Instructions for the task: The records that follow are to be given again exactly.

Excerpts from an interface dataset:
━━━━━━

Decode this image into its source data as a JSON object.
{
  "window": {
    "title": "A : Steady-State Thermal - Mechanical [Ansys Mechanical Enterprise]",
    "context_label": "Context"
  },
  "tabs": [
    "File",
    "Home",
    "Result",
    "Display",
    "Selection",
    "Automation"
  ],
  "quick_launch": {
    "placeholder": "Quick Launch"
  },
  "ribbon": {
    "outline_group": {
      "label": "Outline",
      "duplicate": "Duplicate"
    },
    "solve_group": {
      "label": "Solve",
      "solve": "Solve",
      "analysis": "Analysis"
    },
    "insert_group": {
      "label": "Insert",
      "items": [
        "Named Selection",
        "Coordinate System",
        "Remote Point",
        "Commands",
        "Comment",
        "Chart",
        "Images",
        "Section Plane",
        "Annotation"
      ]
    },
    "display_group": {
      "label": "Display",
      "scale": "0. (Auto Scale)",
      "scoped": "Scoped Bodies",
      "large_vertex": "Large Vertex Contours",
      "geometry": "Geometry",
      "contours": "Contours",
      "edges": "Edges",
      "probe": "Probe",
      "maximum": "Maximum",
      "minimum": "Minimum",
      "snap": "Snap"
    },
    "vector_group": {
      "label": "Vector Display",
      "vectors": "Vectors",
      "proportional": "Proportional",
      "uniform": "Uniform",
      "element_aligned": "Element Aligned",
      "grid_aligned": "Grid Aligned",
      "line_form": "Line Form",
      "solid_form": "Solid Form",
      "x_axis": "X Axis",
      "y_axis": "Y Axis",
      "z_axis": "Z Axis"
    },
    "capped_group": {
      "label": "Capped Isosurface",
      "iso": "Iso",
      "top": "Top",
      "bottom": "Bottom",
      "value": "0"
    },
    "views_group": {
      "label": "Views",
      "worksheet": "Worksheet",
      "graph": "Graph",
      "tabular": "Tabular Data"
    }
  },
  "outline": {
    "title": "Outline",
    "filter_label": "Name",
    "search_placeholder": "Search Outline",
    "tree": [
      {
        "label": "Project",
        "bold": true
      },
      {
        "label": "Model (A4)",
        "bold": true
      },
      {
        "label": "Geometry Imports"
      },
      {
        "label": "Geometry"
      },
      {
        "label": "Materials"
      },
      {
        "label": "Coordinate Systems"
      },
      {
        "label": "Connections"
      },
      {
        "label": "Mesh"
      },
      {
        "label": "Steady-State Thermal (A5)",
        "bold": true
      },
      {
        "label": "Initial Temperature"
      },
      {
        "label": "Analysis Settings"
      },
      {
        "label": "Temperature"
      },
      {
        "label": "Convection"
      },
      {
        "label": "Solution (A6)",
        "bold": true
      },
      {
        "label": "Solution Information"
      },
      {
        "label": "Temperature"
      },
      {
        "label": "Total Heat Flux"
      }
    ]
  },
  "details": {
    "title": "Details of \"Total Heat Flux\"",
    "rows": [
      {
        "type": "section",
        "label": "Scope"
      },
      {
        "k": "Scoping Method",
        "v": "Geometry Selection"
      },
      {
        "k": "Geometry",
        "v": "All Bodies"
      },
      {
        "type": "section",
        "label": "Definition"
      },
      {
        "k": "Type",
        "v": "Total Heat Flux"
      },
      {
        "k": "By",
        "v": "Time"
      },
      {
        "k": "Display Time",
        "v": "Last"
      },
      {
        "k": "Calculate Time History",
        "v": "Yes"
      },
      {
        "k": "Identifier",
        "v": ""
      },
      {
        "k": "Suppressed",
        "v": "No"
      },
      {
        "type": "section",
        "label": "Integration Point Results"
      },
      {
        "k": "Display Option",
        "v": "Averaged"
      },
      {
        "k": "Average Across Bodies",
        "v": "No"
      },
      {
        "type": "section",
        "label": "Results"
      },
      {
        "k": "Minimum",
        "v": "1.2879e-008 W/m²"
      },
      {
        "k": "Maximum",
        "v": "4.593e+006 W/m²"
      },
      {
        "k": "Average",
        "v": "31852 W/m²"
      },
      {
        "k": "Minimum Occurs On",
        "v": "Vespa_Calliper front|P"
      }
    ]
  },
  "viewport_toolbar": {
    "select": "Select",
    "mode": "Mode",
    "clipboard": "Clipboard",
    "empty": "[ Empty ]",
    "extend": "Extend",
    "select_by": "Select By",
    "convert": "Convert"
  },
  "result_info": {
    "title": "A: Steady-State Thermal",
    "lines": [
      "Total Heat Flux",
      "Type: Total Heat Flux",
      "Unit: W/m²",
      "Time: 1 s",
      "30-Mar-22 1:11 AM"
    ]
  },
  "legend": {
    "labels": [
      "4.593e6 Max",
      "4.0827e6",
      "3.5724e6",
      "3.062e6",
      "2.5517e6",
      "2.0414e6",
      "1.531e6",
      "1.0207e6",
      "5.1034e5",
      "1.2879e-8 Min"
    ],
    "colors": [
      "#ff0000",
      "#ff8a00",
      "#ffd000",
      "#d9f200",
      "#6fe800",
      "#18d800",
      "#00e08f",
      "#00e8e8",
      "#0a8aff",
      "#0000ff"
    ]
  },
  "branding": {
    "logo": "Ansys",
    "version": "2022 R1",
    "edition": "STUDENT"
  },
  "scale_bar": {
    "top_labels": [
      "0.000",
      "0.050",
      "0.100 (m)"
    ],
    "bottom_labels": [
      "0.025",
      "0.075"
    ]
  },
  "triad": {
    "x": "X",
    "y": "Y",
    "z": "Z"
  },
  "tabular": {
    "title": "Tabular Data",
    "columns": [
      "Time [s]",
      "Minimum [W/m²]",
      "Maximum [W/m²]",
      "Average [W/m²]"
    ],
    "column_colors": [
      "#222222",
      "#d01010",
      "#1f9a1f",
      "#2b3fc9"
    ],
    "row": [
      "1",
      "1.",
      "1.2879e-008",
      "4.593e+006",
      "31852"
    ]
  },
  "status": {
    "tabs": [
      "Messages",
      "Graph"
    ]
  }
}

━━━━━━

Response for this exercise:
Decode this image into its source data as a JSON object.
{
  "window": {
    "title": "A : Steady-State Thermal - Mechanical [Ansys Mechanical Enterprise]",
    "context_label": "Context"
  },
  "tabs": [
    "File",
    "Home",
    "Result",
    "Display",
    "Selection",
    "Automation"
  ],
  "quick_launch": {
    "placeholder": "Quick Launch"
  },
  "ribbon": {
    "outline_group": {
      "label": "Outline",
      "duplicate": "Duplicate"
    },
    "solve_group": {
      "label": "Solve",
      "solve": "Solve",
      "analysis": "Analysis"
    },
    "insert_group": {
      "label": "Insert",
      "items": [
        "Named Selection",
        "Coordinate System",
        "Remote Point",
        "Commands",
        "Comment",
        "Chart",
        "Images",
        "Section Plane",
        "Annotation"
      ]
    },
    "display_group": {
      "label": "Display",
      "scale": "0. (Auto Scale)",
      "scoped": "Scoped Bodies",
      "large_vertex": "Large Vertex Contours",
      "geometry": "Geometry",
      "contours": "Contours",
      "edges": "Edges",
      "probe": "Probe",
      "maximum": "Maximum",
      "minimum": "Minimum",
      "snap": "Snap"
    },
    "vector_group": {
      "label": "Vector Display",
      "vectors": "Vectors",
      "proportional": "Proportional",
      "uniform": "Uniform",
      "element_aligned": "Element Aligned",
      "grid_aligned": "Grid Aligned",
      "line_form": "Line Form",
      "solid_form": "Solid Form",
      "x_axis": "X Axis",
      "y_axis": "Y Axis",
      "z_axis": "Z Axis"
    },
    "capped_group": {
      "label": "Capped Isosurface",
      "iso": "Iso",
      "top": "Top",
      "bottom": "Bottom",
      "value": "0"
    },
    "views_group": {
      "label": "Views",
      "worksheet": "Worksheet",
      "graph": "Graph",
      "tabular": "Tabular Data"
    }
  },
  "outline": {
    "title": "Outline",
    "filter_label": "Name",
    "search_placeholder": "Search Outline",
    "tree": [
      {
        "label": "Project",
        "bold": true
      },
      {
        "label": "Model (A4)",
        "bold": true
      },
      {
        "label": "Geometry Imports"
      },
      {
        "label": "Geometry"
      },
      {
        "label": "Materials"
      },
      {
        "label": "Coordinate Systems"
      },
      {
        "label": "Connections"
      },
      {
        "label": "Mesh"
      },
      {
        "label": "Steady-State Thermal (A5)",
        "bold": true
      },
      {
        "label": "Initial Temperature"
      },
      {
        "label": "Analysis Settings"
      },
      {
        "label": "Temperature"
      },
      {
        "label": "Convection"
      },
      {
        "label": "Solution (A6)",
        "bold": true
      },
      {
        "label": "Solution Information"
      },
      {
        "label": "Temperature"
      },
      {
        "label": "Total Heat Flux"
      }
    ]
  },
  "details": {
    "title": "Details of \"Total Heat Flux\"",
    "rows": [
      {
        "type": "section",
        "label": "Scope"
      },
      {
        "k": "Scoping Method",
        "v": "Geometry Selection"
      },
      {
        "k": "Geometry",
        "v": "All Bodies"
      },
      {
        "type": "section",
        "label": "Definition"
      },
      {
        "k": "Type",
        "v": "Total Heat Flux"
      },
      {
        "k": "By",
        "v": "Time"
      },
      {
        "k": "Display Time",
        "v": "Last"
      },
      {
        "k": "Calculate Time History",
        "v": "Yes"
      },
      {
        "k": "Identifier",
        "v": ""
      },
      {
        "k": "Suppressed",
        "v": "No"
      },
      {
        "type": "section",
        "label": "Integration Point Results"
      },
      {
        "k": "Display Option",
        "v": "Averaged"
      },
      {
        "k": "Average Across Bodies",
        "v": "No"
      },
      {
        "type": "section",
        "label": "Results"
      },
      {
        "k": "Minimum",
        "v": "1.2879e-008 W/m²"
      },
      {
        "k": "Maximum",
        "v": "4.593e+006 W/m²"
      },
      {
        "k": "Average",
        "v": "31852 W/m²"
      },
      {
        "k": "Minimum Occurs On",
        "v": "Vespa_Calliper front|P"
      }
    ]
  },
  "viewport_toolbar": {
    "select": "Select",
    "mode": "Mode",
    "clipboard": "Clipboard",
    "empty": "[ Empty ]",
    "extend": "Extend",
    "select_by": "Select By",
    "convert": "Convert"
  },
  "result_info": {
    "title": "A: Steady-State Thermal",
    "lines": [
      "Total Heat Flux",
      "Type: Total Heat Flux",
      "Unit: W/m²",
      "Time: 1 s",
      "30-Mar-22 1:11 AM"
    ]
  },
  "legend": {
    "labels": [
      "4.593e6 Max",
      "4.0827e6",
      "3.5724e6",
      "3.062e6",
      "2.5517e6",
      "2.0414e6",
      "1.531e6",
      "1.0207e6",
      "5.1034e5",
      "1.2879e-8 Min"
    ],
    "colors": [
      "#ff0000",
      "#ff8a00",
      "#ffd000",
      "#d9f200",
      "#6fe800",
      "#18d800",
      "#00e08f",
      "#00e8e8",
      "#0a8aff",
      "#0000ff"
    ]
  },
  "branding": {
    "logo": "Ansys",
    "version": "2022 R1",
    "edition": "STUDENT"
  },
  "scale_bar": {
    "top_labels": [
      "0.000",
      "0.050",
      "0.100 (m)"
    ],
    "bottom_labels": [
      "0.025",
      "0.075"
    ]
  },
  "triad": {
    "x": "X",
    "y": "Y",
    "z": "Z"
  },
  "tabular": {
    "title": "Tabular Data",
    "columns": [
      "Time [s]",
      "Minimum [W/m²]",
      "Maximum [W/m²]",
      "Average [W/m²]"
    ],
    "column_colors": [
      "#222222",
      "#d01010",
      "#1f9a1f",
      "#2b3fc9"
    ],
    "row": [
      "1",
      "1.",
      "1.2879e-008",
      "4.593e+006",
      "31852"
    ]
  },
  "status": {
    "tabs": [
      "Messages",
      "Graph"
    ]
  }
}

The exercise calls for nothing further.